The European Parliament’s Civil Liberties (LIBE) Committee is scheduled to vote on 19 June on a tough, accurate and fair report written by Portuguese MEP Rui Tavares. It calls for a rigorous monitoring regime to ensure that Hungary complies with the basic values of the European Union. If the report passes, it goes to the floor of the European Parliament for a debate and vote in the July plenary session. If Fidesz can kill the report in committee, the monitoring regime dies.
The Parliamentary Assembly of the Council of Europe is scheduled to vote on 25 June on a different report, also very critical and accurate. If it passes, a different monitoring regime would be established to ensure that Hungary remains a rights-protecting constitutional democracy. But here, too, the vote is expected to be very close. (...)
The Hungarian government desperately wants to avoid sanctions from Europe. It will therefore appear to tinker endlessly with its laws in order to give the impression that it is still in a “dialogue” with European bodies. But by now, Europe should see what the Hungarian government is doing. The government has made small adjustments to the laws before, attempting to fool Europe again and again into thinking that Hungary is a reasonable partner that shares European values. But appearances are deceiving. Fidesz knows that if it can just stay a step ahead of Europe by proposing one legal change after another, triggering one more earnest European evaluation after another, it can avoid the day of reckoning.

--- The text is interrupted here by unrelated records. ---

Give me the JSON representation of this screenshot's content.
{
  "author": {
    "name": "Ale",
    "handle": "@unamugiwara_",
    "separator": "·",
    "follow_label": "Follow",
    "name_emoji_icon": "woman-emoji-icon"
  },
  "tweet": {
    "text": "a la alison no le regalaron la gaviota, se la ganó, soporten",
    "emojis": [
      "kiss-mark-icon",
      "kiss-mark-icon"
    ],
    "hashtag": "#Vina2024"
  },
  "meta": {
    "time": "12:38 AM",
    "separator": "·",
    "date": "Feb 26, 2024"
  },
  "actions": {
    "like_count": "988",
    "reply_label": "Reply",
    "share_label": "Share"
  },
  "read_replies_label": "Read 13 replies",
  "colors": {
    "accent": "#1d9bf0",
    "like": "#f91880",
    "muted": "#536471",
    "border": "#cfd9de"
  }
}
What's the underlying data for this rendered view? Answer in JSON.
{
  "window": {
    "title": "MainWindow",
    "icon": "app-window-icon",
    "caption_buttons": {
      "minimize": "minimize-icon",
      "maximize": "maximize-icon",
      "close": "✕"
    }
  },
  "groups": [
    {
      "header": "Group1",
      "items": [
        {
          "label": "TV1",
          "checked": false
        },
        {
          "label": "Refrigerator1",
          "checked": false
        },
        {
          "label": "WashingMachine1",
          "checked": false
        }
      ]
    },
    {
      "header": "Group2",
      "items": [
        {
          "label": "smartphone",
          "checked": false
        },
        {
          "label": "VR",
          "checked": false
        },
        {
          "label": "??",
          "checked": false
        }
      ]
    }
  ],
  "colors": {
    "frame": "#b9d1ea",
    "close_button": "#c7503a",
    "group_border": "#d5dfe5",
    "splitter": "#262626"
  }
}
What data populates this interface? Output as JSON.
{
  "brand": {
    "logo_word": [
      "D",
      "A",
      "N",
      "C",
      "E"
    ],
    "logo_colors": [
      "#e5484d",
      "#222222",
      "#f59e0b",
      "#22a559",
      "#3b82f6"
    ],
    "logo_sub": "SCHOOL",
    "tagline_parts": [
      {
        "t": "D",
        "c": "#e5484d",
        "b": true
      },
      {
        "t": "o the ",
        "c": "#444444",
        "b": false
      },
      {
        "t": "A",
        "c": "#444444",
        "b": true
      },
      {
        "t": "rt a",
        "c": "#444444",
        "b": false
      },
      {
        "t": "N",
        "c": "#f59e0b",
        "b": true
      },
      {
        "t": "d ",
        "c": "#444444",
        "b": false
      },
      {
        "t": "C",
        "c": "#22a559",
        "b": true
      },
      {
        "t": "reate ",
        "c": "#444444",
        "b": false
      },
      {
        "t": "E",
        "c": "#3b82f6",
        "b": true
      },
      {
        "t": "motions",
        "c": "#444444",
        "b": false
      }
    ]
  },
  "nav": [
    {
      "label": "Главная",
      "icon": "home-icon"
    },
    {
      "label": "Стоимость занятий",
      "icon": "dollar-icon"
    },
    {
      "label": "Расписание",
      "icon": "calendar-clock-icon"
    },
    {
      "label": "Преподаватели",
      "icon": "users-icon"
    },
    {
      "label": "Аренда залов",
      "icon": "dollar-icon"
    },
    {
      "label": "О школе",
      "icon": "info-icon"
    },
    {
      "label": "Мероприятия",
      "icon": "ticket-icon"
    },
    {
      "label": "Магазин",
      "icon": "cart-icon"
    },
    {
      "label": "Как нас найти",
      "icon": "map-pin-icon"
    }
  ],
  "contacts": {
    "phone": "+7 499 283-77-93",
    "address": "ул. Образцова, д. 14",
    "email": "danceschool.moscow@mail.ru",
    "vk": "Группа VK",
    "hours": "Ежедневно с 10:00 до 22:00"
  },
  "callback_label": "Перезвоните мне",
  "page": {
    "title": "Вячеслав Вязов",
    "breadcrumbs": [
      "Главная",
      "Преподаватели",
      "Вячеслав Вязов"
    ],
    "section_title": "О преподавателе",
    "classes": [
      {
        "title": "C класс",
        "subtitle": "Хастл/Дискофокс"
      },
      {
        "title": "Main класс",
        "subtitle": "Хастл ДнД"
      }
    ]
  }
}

But Europe should see by now that the Fidesz inner circle is full of “belts and suspenders” kinds of guys. They love redundancies. Altering clauses here and there in the giant legal edifice that Fidesz has constructed may appear to respond to Europe’s complaints. But the changes Fidesz has made in the past were only for show and there is every reason to suspect that the same is true again. They have let nothing important slip from their control. At some point, Europe will have to stop accepting the Hungarian government’s endless minor proposals and realize that Fidesz has no intention of releasing its iron grip on power without a much bigger fight.”